The common rule of thumb when it comes to how long you should use a cosmetic product is: <strong>if it's older than 18 months, throw it away</strong>. Checking the expiry date of your favourite mascara or foundation should be treated the same way we keep an eye on the use-by date on the milk in our fridge. This is because, like edible liquids, if foams, sprays or creams begin to go rotten, it creates a breeding ground for infectious bacteria, fungi and germs to develop. And we don't want to spread germs all over our faces do we? "Use by dates, this should be used as a guide. With anything powder (blush, eyeshadows, bronzer) they can last for ages but once they start to look a bit 'waxy' its time to get rid! As for anything liquid (foundations, cleansers, eyeliners) if they start to smell slightly off or separate they are out of date. "Also foundations can oxidise and actually get darker the older they are so you may have originally bought the perfect colour but 18 months later you could find you are using looking slightly more tanned than you should be!" adds Lucy. <strong>Tip:</strong> Put the dell-by dates in your diary and have a monthly clear-out. Plus, it's also a great excuse to go make-up shopping!
Ditch The Jars
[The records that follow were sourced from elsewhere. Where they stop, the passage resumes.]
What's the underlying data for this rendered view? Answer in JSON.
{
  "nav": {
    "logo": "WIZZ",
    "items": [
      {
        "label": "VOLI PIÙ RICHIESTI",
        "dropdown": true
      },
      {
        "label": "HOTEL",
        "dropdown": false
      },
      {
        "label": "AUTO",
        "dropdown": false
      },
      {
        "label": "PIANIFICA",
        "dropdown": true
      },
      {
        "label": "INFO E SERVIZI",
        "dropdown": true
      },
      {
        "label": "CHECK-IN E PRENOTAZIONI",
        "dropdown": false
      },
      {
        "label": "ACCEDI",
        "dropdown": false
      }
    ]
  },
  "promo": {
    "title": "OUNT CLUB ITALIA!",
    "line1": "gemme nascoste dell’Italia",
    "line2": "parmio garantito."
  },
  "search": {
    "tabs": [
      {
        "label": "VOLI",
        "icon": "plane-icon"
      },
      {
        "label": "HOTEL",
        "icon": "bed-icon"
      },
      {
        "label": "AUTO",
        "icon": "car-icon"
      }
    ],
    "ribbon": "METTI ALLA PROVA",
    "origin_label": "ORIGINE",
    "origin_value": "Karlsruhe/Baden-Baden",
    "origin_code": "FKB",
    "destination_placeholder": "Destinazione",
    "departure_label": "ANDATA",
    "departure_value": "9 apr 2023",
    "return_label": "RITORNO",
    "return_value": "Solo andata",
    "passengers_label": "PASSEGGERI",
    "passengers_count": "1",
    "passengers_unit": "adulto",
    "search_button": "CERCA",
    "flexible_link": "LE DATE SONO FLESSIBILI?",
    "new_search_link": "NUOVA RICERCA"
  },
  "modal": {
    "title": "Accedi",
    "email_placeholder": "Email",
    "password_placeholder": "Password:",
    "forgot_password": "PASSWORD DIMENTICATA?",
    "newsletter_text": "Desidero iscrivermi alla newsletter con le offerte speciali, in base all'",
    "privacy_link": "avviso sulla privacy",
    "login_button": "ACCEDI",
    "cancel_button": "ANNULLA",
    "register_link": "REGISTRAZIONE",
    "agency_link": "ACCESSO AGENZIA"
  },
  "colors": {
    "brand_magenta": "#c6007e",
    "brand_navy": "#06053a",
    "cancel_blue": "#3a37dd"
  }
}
When buying make-up, try and opt for tubes instead of jars because every time you dip, swipe or swab your fingers into a jar of cream, you're introducing bacteria from your hands into the product and unwittingly contaminating it. This allows germs to stay put and breed, meaning every time you use the product, you could be wiping germs over your face. "If you have any eye infections or cold sores its a good idea to dispose of the products that you would normally use on those areas straight away because there is a good chance you could re-infect yourself if you keep on using them," explains Lucy. <strong>Tip:</strong> If you can't tear yourself away from jars, use a Q-tex tip to apply your make-up, rather than your fingers.